━━━ Extracted entries

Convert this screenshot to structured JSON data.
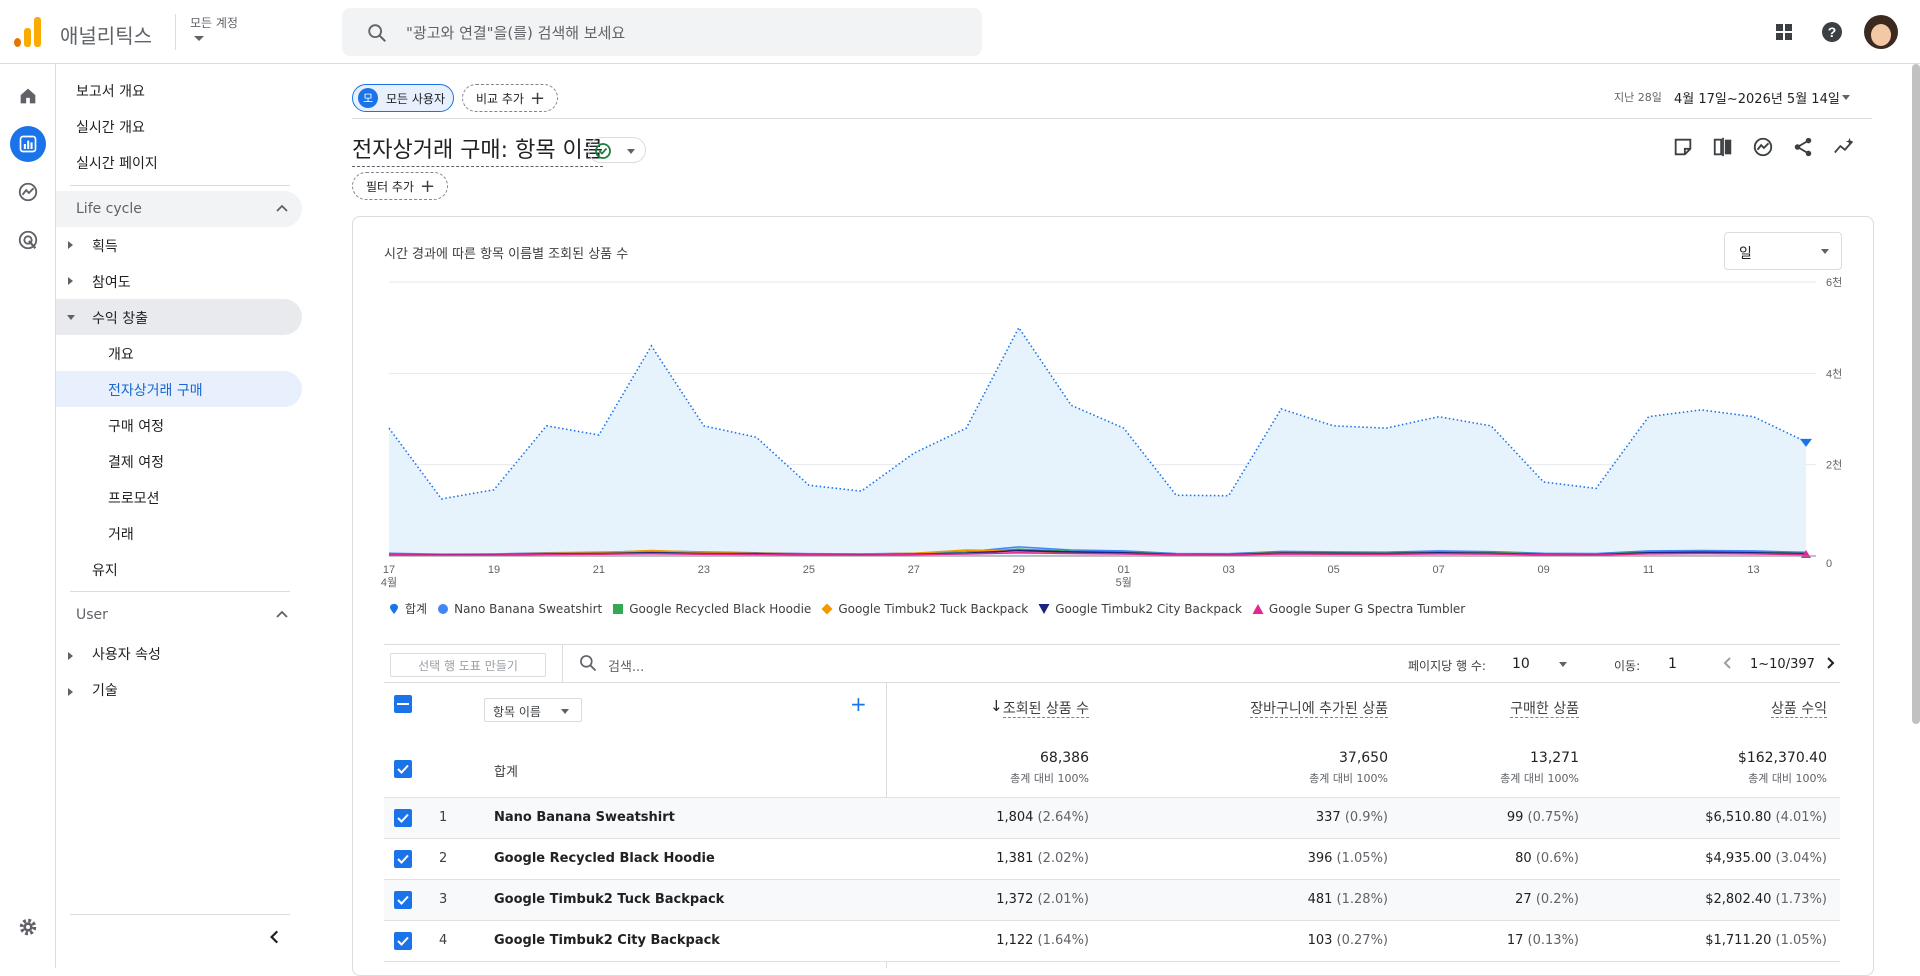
{
  "app": {
    "name": "애널리틱스",
    "account_label": "모든 계정"
  },
  "search": {
    "placeholder": "\"광고와 연결\"을(를) 검색해 보세요"
  },
  "nav": {
    "report_overview": "보고서 개요",
    "realtime_overview": "실시간 개요",
    "realtime_pages": "실시간 페이지",
    "lifecycle": "Life cycle",
    "acquisition": "획득",
    "engagement": "참여도",
    "monetization": "수익 창출",
    "overview": "개요",
    "ecommerce": "전자상거래 구매",
    "purchase_journey": "구매 여정",
    "checkout_journey": "결제 여정",
    "promotions": "프로모션",
    "transactions": "거래",
    "retention": "유지",
    "user": "User",
    "user_attributes": "사용자 속성",
    "tech": "기술"
  },
  "toolbar": {
    "segment_badge": "모",
    "segment_label": "모든 사용자",
    "compare_label": "비교 추가",
    "range_prefix": "지난 28일",
    "range_value": "4월 17일~2026년 5월 14일",
    "filter_label": "필터 추가"
  },
  "page": {
    "title": "전자상거래 구매: 항목 이름"
  },
  "chart_data": {
    "type": "area",
    "title": "시간 경과에 따른 항목 이름별 조회된 상품 수",
    "granularity": "일",
    "x": [
      "17",
      "18",
      "19",
      "20",
      "21",
      "22",
      "23",
      "24",
      "25",
      "26",
      "27",
      "28",
      "29",
      "30",
      "01",
      "02",
      "03",
      "04",
      "05",
      "06",
      "07",
      "08",
      "09",
      "10",
      "11",
      "12",
      "13",
      "14"
    ],
    "x_tick_labels": [
      "17",
      "19",
      "21",
      "23",
      "25",
      "27",
      "29",
      "01",
      "03",
      "05",
      "07",
      "09",
      "11",
      "13"
    ],
    "x_sub_labels": {
      "17": "4월",
      "01": "5월"
    },
    "y_ticks": [
      "0",
      "2천",
      "4천",
      "6천"
    ],
    "ylim": [
      0,
      6000
    ],
    "series": [
      {
        "name": "합계",
        "color": "#1a73e8",
        "values": [
          2800,
          1250,
          1450,
          2850,
          2650,
          4600,
          2850,
          2600,
          1550,
          1420,
          2250,
          2800,
          5000,
          3300,
          2800,
          1330,
          1320,
          3220,
          2850,
          2800,
          3050,
          2850,
          1620,
          1480,
          3050,
          3200,
          3050,
          2500
        ]
      },
      {
        "name": "Nano Banana Sweatshirt",
        "color": "#4285f4",
        "values": [
          60,
          40,
          45,
          70,
          80,
          110,
          90,
          70,
          50,
          45,
          60,
          90,
          200,
          130,
          110,
          55,
          50,
          100,
          90,
          85,
          110,
          95,
          60,
          55,
          110,
          120,
          110,
          80
        ]
      },
      {
        "name": "Google Recycled Black Hoodie",
        "color": "#34a853",
        "values": [
          40,
          30,
          35,
          55,
          60,
          80,
          65,
          55,
          40,
          35,
          45,
          70,
          150,
          100,
          85,
          40,
          38,
          80,
          70,
          65,
          85,
          75,
          45,
          40,
          85,
          95,
          85,
          60
        ]
      },
      {
        "name": "Google Timbuk2 Tuck Backpack",
        "color": "#f29900",
        "values": [
          45,
          30,
          40,
          60,
          70,
          120,
          80,
          60,
          45,
          40,
          60,
          130,
          110,
          80,
          60,
          40,
          35,
          70,
          60,
          55,
          70,
          60,
          40,
          35,
          60,
          70,
          60,
          45
        ]
      },
      {
        "name": "Google Timbuk2 City Backpack",
        "color": "#1a237e",
        "values": [
          35,
          25,
          30,
          45,
          55,
          70,
          55,
          50,
          35,
          30,
          40,
          60,
          120,
          90,
          70,
          35,
          30,
          65,
          60,
          55,
          70,
          60,
          35,
          30,
          70,
          80,
          70,
          50
        ]
      },
      {
        "name": "Google Super G Spectra Tumbler",
        "color": "#e52592",
        "values": [
          25,
          20,
          22,
          35,
          40,
          50,
          40,
          35,
          25,
          22,
          30,
          45,
          70,
          55,
          45,
          25,
          22,
          45,
          40,
          38,
          48,
          42,
          25,
          22,
          48,
          55,
          48,
          30
        ]
      }
    ]
  },
  "table": {
    "chart_btn": "선택 행 도표 만들기",
    "search_ph": "검색...",
    "rows_per_page_label": "페이지당 행 수:",
    "rows_per_page": "10",
    "goto_label": "이동:",
    "goto_value": "1",
    "range": "1~10/397",
    "dim_label": "항목 이름",
    "headers": [
      "조회된 상품 수",
      "장바구니에 추가된 상품",
      "구매한 상품",
      "상품 수익"
    ],
    "total_label": "합계",
    "total_sub": "총계 대비 100%",
    "totals": [
      "68,386",
      "37,650",
      "13,271",
      "$162,370.40"
    ],
    "rows": [
      {
        "idx": "1",
        "name": "Nano Banana Sweatshirt",
        "v": [
          "1,804",
          "337",
          "99",
          "$6,510.80"
        ],
        "p": [
          "(2.64%)",
          "(0.9%)",
          "(0.75%)",
          "(4.01%)"
        ]
      },
      {
        "idx": "2",
        "name": "Google Recycled Black Hoodie",
        "v": [
          "1,381",
          "396",
          "80",
          "$4,935.00"
        ],
        "p": [
          "(2.02%)",
          "(1.05%)",
          "(0.6%)",
          "(3.04%)"
        ]
      },
      {
        "idx": "3",
        "name": "Google Timbuk2 Tuck Backpack",
        "v": [
          "1,372",
          "481",
          "27",
          "$2,802.40"
        ],
        "p": [
          "(2.01%)",
          "(1.28%)",
          "(0.2%)",
          "(1.73%)"
        ]
      },
      {
        "idx": "4",
        "name": "Google Timbuk2 City Backpack",
        "v": [
          "1,122",
          "103",
          "17",
          "$1,711.20"
        ],
        "p": [
          "(1.64%)",
          "(0.27%)",
          "(0.13%)",
          "(1.05%)"
        ]
      }
    ]
  }
}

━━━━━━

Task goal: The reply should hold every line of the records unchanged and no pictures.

Finished exercise:
Convert this screenshot to structured JSON data.
{
  "app": {
    "name": "애널리틱스",
    "account_label": "모든 계정"
  },
  "search": {
    "placeholder": "\"광고와 연결\"을(를) 검색해 보세요"
  },
  "nav": {
    "report_overview": "보고서 개요",
    "realtime_overview": "실시간 개요",
    "realtime_pages": "실시간 페이지",
    "lifecycle": "Life cycle",
    "acquisition": "획득",
    "engagement": "참여도",
    "monetization": "수익 창출",
    "overview": "개요",
    "ecommerce": "전자상거래 구매",
    "purchase_journey": "구매 여정",
    "checkout_journey": "결제 여정",
    "promotions": "프로모션",
    "transactions": "거래",
    "retention": "유지",
    "user": "User",
    "user_attributes": "사용자 속성",
    "tech": "기술"
  },
  "toolbar": {
    "segment_badge": "모",
    "segment_label": "모든 사용자",
    "compare_label": "비교 추가",
    "range_prefix": "지난 28일",
    "range_value": "4월 17일~2026년 5월 14일",
    "filter_label": "필터 추가"
  },
  "page": {
    "title": "전자상거래 구매: 항목 이름"
  },
  "chart_data": {
    "type": "area",
    "title": "시간 경과에 따른 항목 이름별 조회된 상품 수",
    "granularity": "일",
    "x": [
      "17",
      "18",
      "19",
      "20",
      "21",
      "22",
      "23",
      "24",
      "25",
      "26",
      "27",
      "28",
      "29",
      "30",
      "01",
      "02",
      "03",
      "04",
      "05",
      "06",
      "07",
      "08",
      "09",
      "10",
      "11",
      "12",
      "13",
      "14"
    ],
    "x_tick_labels": [
      "17",
      "19",
      "21",
      "23",
      "25",
      "27",
      "29",
      "01",
      "03",
      "05",
      "07",
      "09",
      "11",
      "13"
    ],
    "x_sub_labels": {
      "17": "4월",
      "01": "5월"
    },
    "y_ticks": [
      "0",
      "2천",
      "4천",
      "6천"
    ],
    "ylim": [
      0,
      6000
    ],
    "series": [
      {
        "name": "합계",
        "color": "#1a73e8",
        "values": [
          2800,
          1250,
          1450,
          2850,
          2650,
          4600,
          2850,
          2600,
          1550,
          1420,
          2250,
          2800,
          5000,
          3300,
          2800,
          1330,
          1320,
          3220,
          2850,
          2800,
          3050,
          2850,
          1620,
          1480,
          3050,
          3200,
          3050,
          2500
        ]
      },
      {
        "name": "Nano Banana Sweatshirt",
        "color": "#4285f4",
        "values": [
          60,
          40,
          45,
          70,
          80,
          110,
          90,
          70,
          50,
          45,
          60,
          90,
          200,
          130,
          110,
          55,
          50,
          100,
          90,
          85,
          110,
          95,
          60,
          55,
          110,
          120,
          110,
          80
        ]
      },
      {
        "name": "Google Recycled Black Hoodie",
        "color": "#34a853",
        "values": [
          40,
          30,
          35,
          55,
          60,
          80,
          65,
          55,
          40,
          35,
          45,
          70,
          150,
          100,
          85,
          40,
          38,
          80,
          70,
          65,
          85,
          75,
          45,
          40,
          85,
          95,
          85,
          60
        ]
      },
      {
        "name": "Google Timbuk2 Tuck Backpack",
        "color": "#f29900",
        "values": [
          45,
          30,
          40,
          60,
          70,
          120,
          80,
          60,
          45,
          40,
          60,
          130,
          110,
          80,
          60,
          40,
          35,
          70,
          60,
          55,
          70,
          60,
          40,
          35,
          60,
          70,
          60,
          45
        ]
      },
      {
        "name": "Google Timbuk2 City Backpack",
        "color": "#1a237e",
        "values": [
          35,
          25,
          30,
          45,
          55,
          70,
          55,
          50,
          35,
          30,
          40,
          60,
          120,
          90,
          70,
          35,
          30,
          65,
          60,
          55,
          70,
          60,
          35,
          30,
          70,
          80,
          70,
          50
        ]
      },
      {
        "name": "Google Super G Spectra Tumbler",
        "color": "#e52592",
        "values": [
          25,
          20,
          22,
          35,
          40,
          50,
          40,
          35,
          25,
          22,
          30,
          45,
          70,
          55,
          45,
          25,
          22,
          45,
          40,
          38,
          48,
          42,
          25,
          22,
          48,
          55,
          48,
          30
        ]
      }
    ]
  },
  "table": {
    "chart_btn": "선택 행 도표 만들기",
    "search_ph": "검색...",
    "rows_per_page_label": "페이지당 행 수:",
    "rows_per_page": "10",
    "goto_label": "이동:",
    "goto_value": "1",
    "range": "1~10/397",
    "dim_label": "항목 이름",
    "headers": [
      "조회된 상품 수",
      "장바구니에 추가된 상품",
      "구매한 상품",
      "상품 수익"
    ],
    "total_label": "합계",
    "total_sub": "총계 대비 100%",
    "totals": [
      "68,386",
      "37,650",
      "13,271",
      "$162,370.40"
    ],
    "rows": [
      {
        "idx": "1",
        "name": "Nano Banana Sweatshirt",
        "v": [
          "1,804",
          "337",
          "99",
          "$6,510.80"
        ],
        "p": [
          "(2.64%)",
          "(0.9%)",
          "(0.75%)",
          "(4.01%)"
        ]
      },
      {
        "idx": "2",
        "name": "Google Recycled Black Hoodie",
        "v": [
          "1,381",
          "396",
          "80",
          "$4,935.00"
        ],
        "p": [
          "(2.02%)",
          "(1.05%)",
          "(0.6%)",
          "(3.04%)"
        ]
      },
      {
        "idx": "3",
        "name": "Google Timbuk2 Tuck Backpack",
        "v": [
          "1,372",
          "481",
          "27",
          "$2,802.40"
        ],
        "p": [
          "(2.01%)",
          "(1.28%)",
          "(0.2%)",
          "(1.73%)"
        ]
      },
      {
        "idx": "4",
        "name": "Google Timbuk2 City Backpack",
        "v": [
          "1,122",
          "103",
          "17",
          "$1,711.20"
        ],
        "p": [
          "(1.64%)",
          "(0.27%)",
          "(0.13%)",
          "(1.05%)"
        ]
      }
    ]
  }
}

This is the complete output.